**Work required**
For each line in the data below that holds "timestamp", return a copy.

-------- Records for this task --------

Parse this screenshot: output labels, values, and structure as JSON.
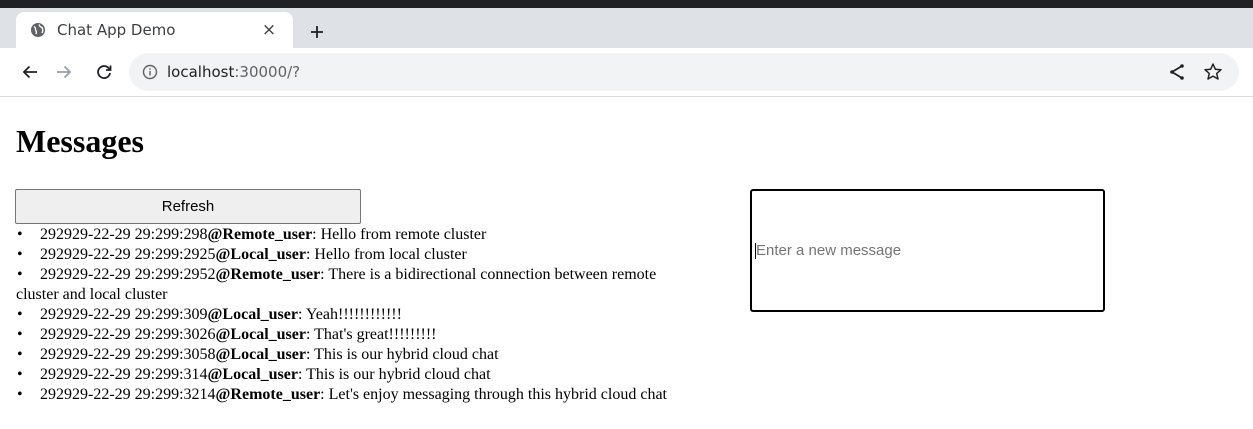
{
  "browser": {
    "tab_title": "Chat App Demo",
    "tab_close": "×",
    "new_tab": "+",
    "url_host": "localhost",
    "url_path": ":30000/?"
  },
  "page": {
    "title": "Messages",
    "refresh_label": "Refresh",
    "input_placeholder": "Enter a new message",
    "messages": [
      {
        "timestamp": "292929-22-29 29:299:298",
        "user": "@Remote_user",
        "text": ": Hello from remote cluster"
      },
      {
        "timestamp": "292929-22-29 29:299:2925",
        "user": "@Local_user",
        "text": ": Hello from local cluster"
      },
      {
        "timestamp": "292929-22-29 29:299:2952",
        "user": "@Remote_user",
        "text": ": There is a bidirectional connection between remote cluster and local cluster"
      },
      {
        "timestamp": "292929-22-29 29:299:309",
        "user": "@Local_user",
        "text": ": Yeah!!!!!!!!!!!!"
      },
      {
        "timestamp": "292929-22-29 29:299:3026",
        "user": "@Local_user",
        "text": ": That's great!!!!!!!!!"
      },
      {
        "timestamp": "292929-22-29 29:299:3058",
        "user": "@Local_user",
        "text": ": This is our hybrid cloud chat"
      },
      {
        "timestamp": "292929-22-29 29:299:314",
        "user": "@Local_user",
        "text": ": This is our hybrid cloud chat"
      },
      {
        "timestamp": "292929-22-29 29:299:3214",
        "user": "@Remote_user",
        "text": ": Let's enjoy messaging through this hybrid cloud chat"
      }
    ]
  },
  "icons": {
    "tab_favicon": "globe-icon",
    "back": "arrow-left-icon",
    "forward": "arrow-right-icon",
    "reload": "reload-icon",
    "site_info": "info-icon",
    "share": "share-icon",
    "bookmark": "star-icon"
  }
}
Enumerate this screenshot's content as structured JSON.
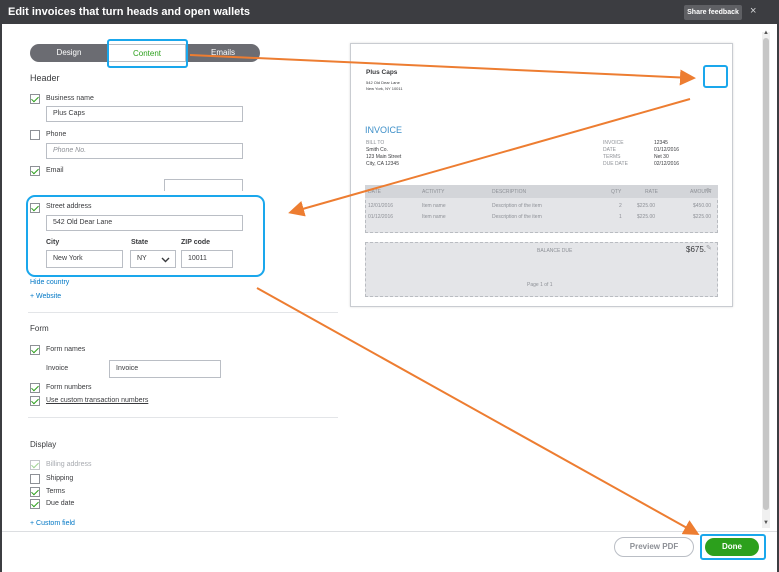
{
  "window": {
    "title": "Edit invoices that turn heads and open wallets",
    "share_label": "Share feedback",
    "close_icon": "×"
  },
  "tabs": {
    "design": "Design",
    "content": "Content",
    "emails": "Emails"
  },
  "header": {
    "section_label": "Header",
    "business_name_label": "Business name",
    "business_name_value": "Plus Caps",
    "phone_label": "Phone",
    "phone_placeholder": "Phone No.",
    "email_label": "Email",
    "street_label": "Street address",
    "street_value": "542  Old Dear Lane",
    "city_label": "City",
    "city_value": "New York",
    "state_label": "State",
    "state_value": "NY",
    "zip_label": "ZIP code",
    "zip_value": "10011",
    "hide_country": "Hide country",
    "add_website": "+ Website"
  },
  "form": {
    "section_label": "Form",
    "form_names_label": "Form names",
    "invoice_label": "Invoice",
    "invoice_value": "Invoice",
    "form_numbers_label": "Form numbers",
    "custom_numbers_label": "Use custom transaction numbers"
  },
  "display": {
    "section_label": "Display",
    "billing_address": "Billing address",
    "shipping": "Shipping",
    "terms": "Terms",
    "due_date": "Due date",
    "custom_field": "+ Custom field"
  },
  "preview": {
    "company": "Plus Caps",
    "address1": "542  Old Dear Lane",
    "address2": "New York, NY 10011",
    "doc_title": "INVOICE",
    "bill_to_label": "BILL TO",
    "bill_to_name": "Smith Co.",
    "bill_to_street": "123 Main Street",
    "bill_to_city": "City, CA 12345",
    "meta_labels": [
      "INVOICE",
      "DATE",
      "TERMS",
      "DUE DATE"
    ],
    "meta_values": [
      "12345",
      "01/12/2016",
      "Net 30",
      "02/12/2016"
    ],
    "columns": [
      "DATE",
      "ACTIVITY",
      "DESCRIPTION",
      "QTY",
      "RATE",
      "AMOUNT"
    ],
    "rows": [
      [
        "12/01/2016",
        "Item name",
        "Description of the item",
        "2",
        "$225.00",
        "$450.00"
      ],
      [
        "01/12/2016",
        "Item name",
        "Description of the item",
        "1",
        "$225.00",
        "$225.00"
      ]
    ],
    "balance_due_label": "BALANCE DUE",
    "balance_due_value": "$675.",
    "page_label": "Page 1 of 1"
  },
  "footer": {
    "preview_pdf": "Preview PDF",
    "done": "Done"
  }
}
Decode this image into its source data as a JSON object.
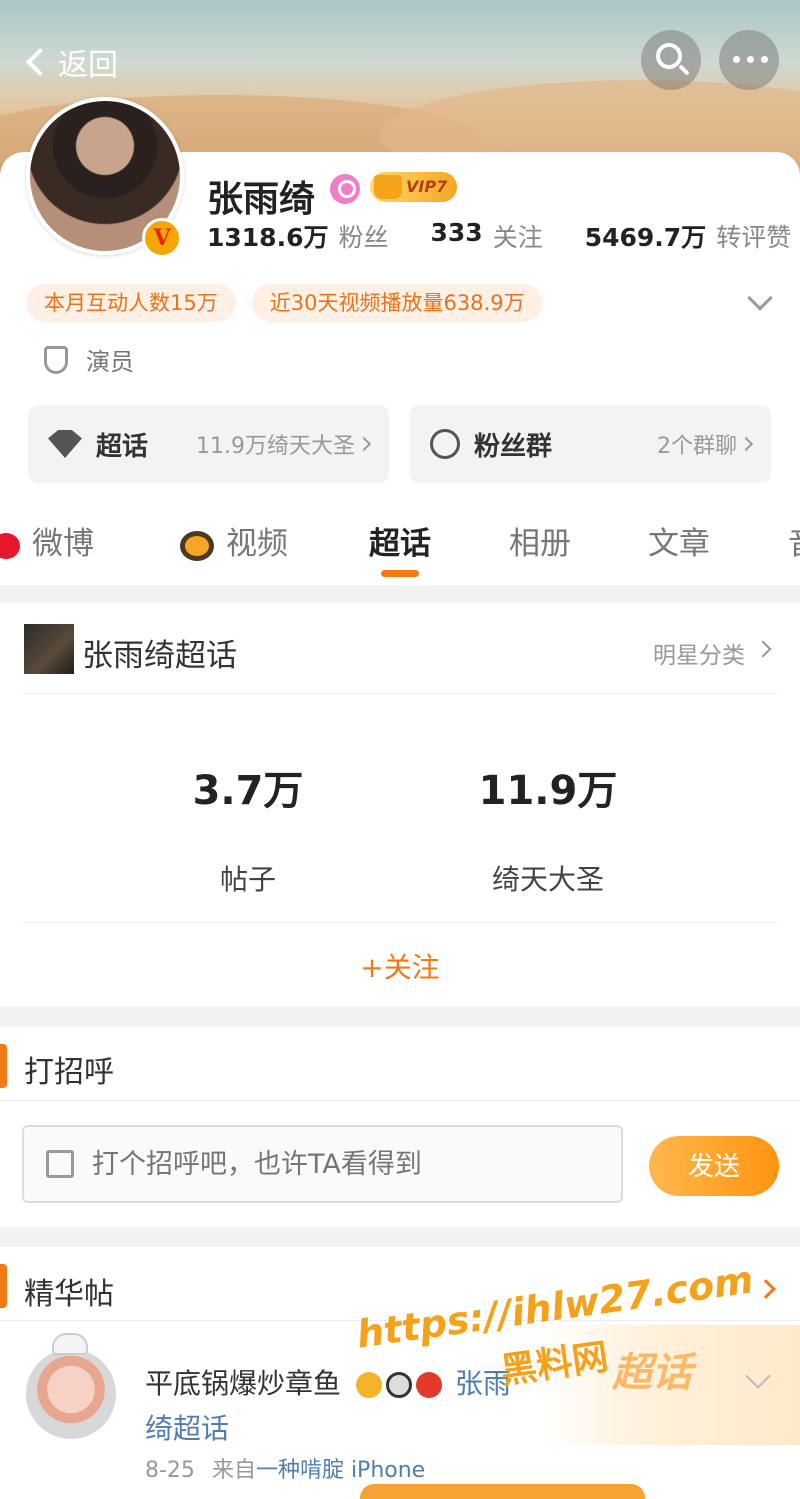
{
  "header": {
    "back_label": "返回",
    "search_icon": "search-icon",
    "more_icon": "more-icon"
  },
  "profile": {
    "name": "张雨绮",
    "vip_label": "VIP7",
    "stats": [
      {
        "value": "1318.6万",
        "label": "粉丝"
      },
      {
        "value": "333",
        "label": "关注"
      },
      {
        "value": "5469.7万",
        "label": "转评赞"
      }
    ],
    "chips": [
      "本月互动人数15万",
      "近30天视频播放量638.9万"
    ],
    "role": "演员",
    "entries": {
      "topic": {
        "title": "超话",
        "sub": "11.9万绮天大圣"
      },
      "fans": {
        "title": "粉丝群",
        "sub": "2个群聊"
      }
    },
    "verify_badge": "V"
  },
  "tabs": [
    {
      "label": "微博"
    },
    {
      "label": "视频"
    },
    {
      "label": "超话"
    },
    {
      "label": "相册"
    },
    {
      "label": "文章"
    },
    {
      "label": "音"
    }
  ],
  "supertopic": {
    "title": "张雨绮超话",
    "category": "明星分类",
    "stats": [
      {
        "value": "3.7万",
        "caption": "帖子"
      },
      {
        "value": "11.9万",
        "caption": "绮天大圣"
      }
    ],
    "follow_label": "+关注"
  },
  "greeting": {
    "title": "打招呼",
    "placeholder": "打个招呼吧，也许TA看得到",
    "send_label": "发送"
  },
  "essence": {
    "title": "精华帖",
    "post": {
      "user": "平底锅爆炒章鱼",
      "mention": "张雨",
      "topic": "绮超话",
      "date": "8-25",
      "from_label": "来自",
      "source": "一种啃腚 iPhone"
    }
  },
  "watermark": {
    "url": "https://ihlw27.com",
    "name": "黑料网",
    "logo": "超话"
  }
}
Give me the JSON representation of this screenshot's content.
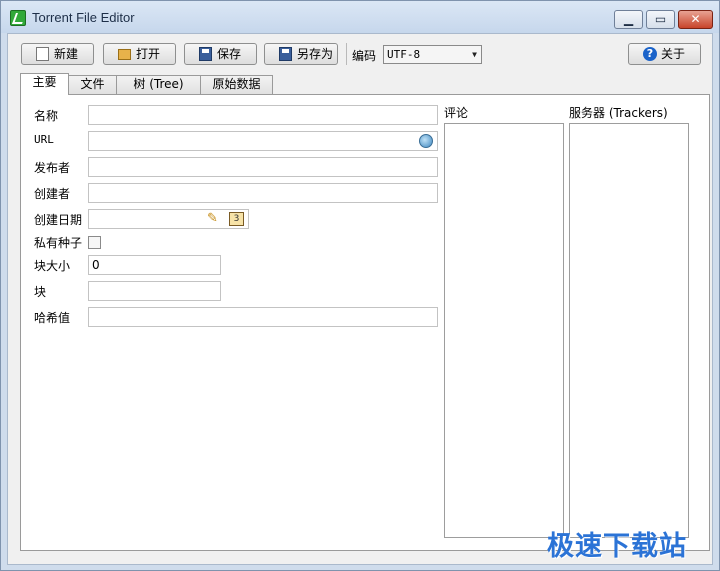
{
  "window": {
    "title": "Torrent File Editor"
  },
  "toolbar": {
    "new_label": "新建",
    "open_label": "打开",
    "save_label": "保存",
    "save_as_label": "另存为",
    "encoding_label": "编码",
    "encoding_value": "UTF-8",
    "about_label": "关于"
  },
  "tabs": [
    {
      "label": "主要",
      "active": true
    },
    {
      "label": "文件"
    },
    {
      "label": "树 (Tree)"
    },
    {
      "label": "原始数据"
    }
  ],
  "form": {
    "name_label": "名称",
    "url_label": "URL",
    "publisher_label": "发布者",
    "creator_label": "创建者",
    "creation_date_label": "创建日期",
    "private_label": "私有种子",
    "piece_size_label": "块大小",
    "piece_size_value": "0",
    "pieces_label": "块",
    "hash_label": "哈希值",
    "private_checked": false
  },
  "comment": {
    "label": "评论"
  },
  "trackers": {
    "label": "服务器 (Trackers)"
  },
  "watermark": {
    "text": "极速下载站"
  },
  "icons": {
    "app": "torrent-app-icon",
    "new": "new-file-icon",
    "open": "folder-open-icon",
    "save": "floppy-disk-icon",
    "save_as": "floppy-disk-icon",
    "about": "help-icon",
    "url_action": "globe-icon",
    "date_clear": "broom-icon",
    "date_pick": "calendar-icon"
  }
}
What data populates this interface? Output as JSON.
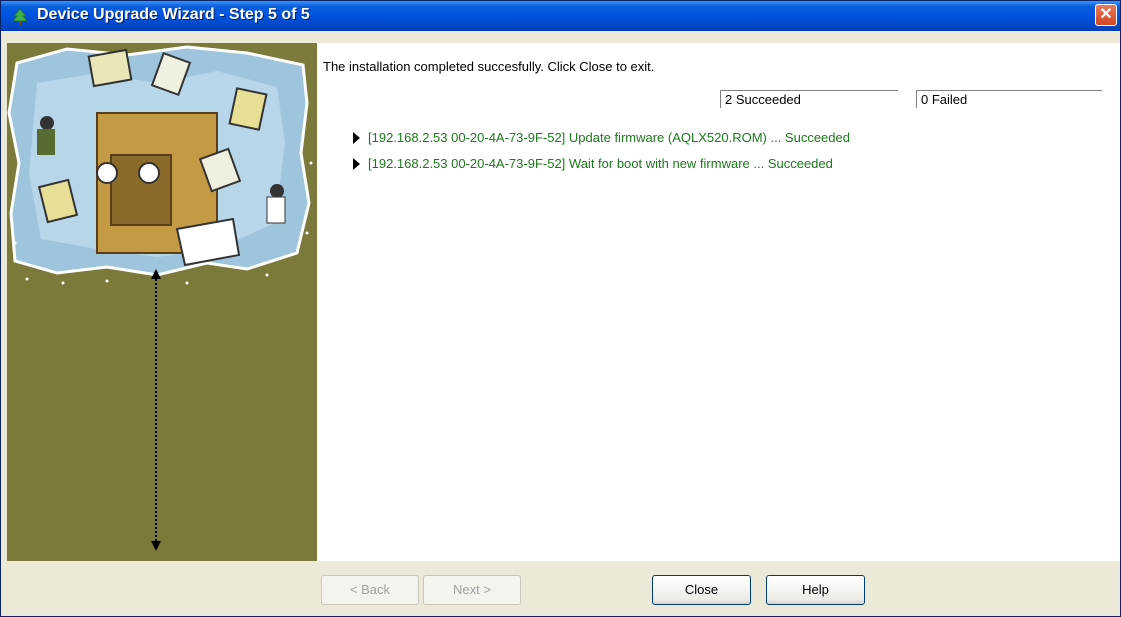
{
  "window": {
    "title": "Device Upgrade Wizard - Step 5 of 5",
    "close_glyph": "✕",
    "icon": "tree-icon"
  },
  "content": {
    "message": "The installation completed succesfully.  Click Close to exit.",
    "succeeded_count": "2 Succeeded",
    "failed_count": "0 Failed",
    "log_items": [
      "[192.168.2.53 00-20-4A-73-9F-52] Update firmware (AQLX520.ROM) ... Succeeded",
      "[192.168.2.53 00-20-4A-73-9F-52] Wait for boot with new firmware ... Succeeded"
    ],
    "log_color": "#1b7a1b"
  },
  "buttons": {
    "back": "< Back",
    "next": "Next >",
    "close": "Close",
    "help": "Help"
  },
  "colors": {
    "titlebar": "#0054e3",
    "sidebar": "#7c7a3b",
    "close_button": "#d1461e"
  }
}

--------

**Written solution**
        "timestamp": "292929-22-29 29:299:298",
        "timestamp": "292929-22-29 29:299:2925",
        "timestamp": "292929-22-29 29:299:2952",
        "timestamp": "292929-22-29 29:299:309",
        "timestamp": "292929-22-29 29:299:3026",
        "timestamp": "292929-22-29 29:299:3058",
        "timestamp": "292929-22-29 29:299:314",
        "timestamp": "292929-22-29 29:299:3214",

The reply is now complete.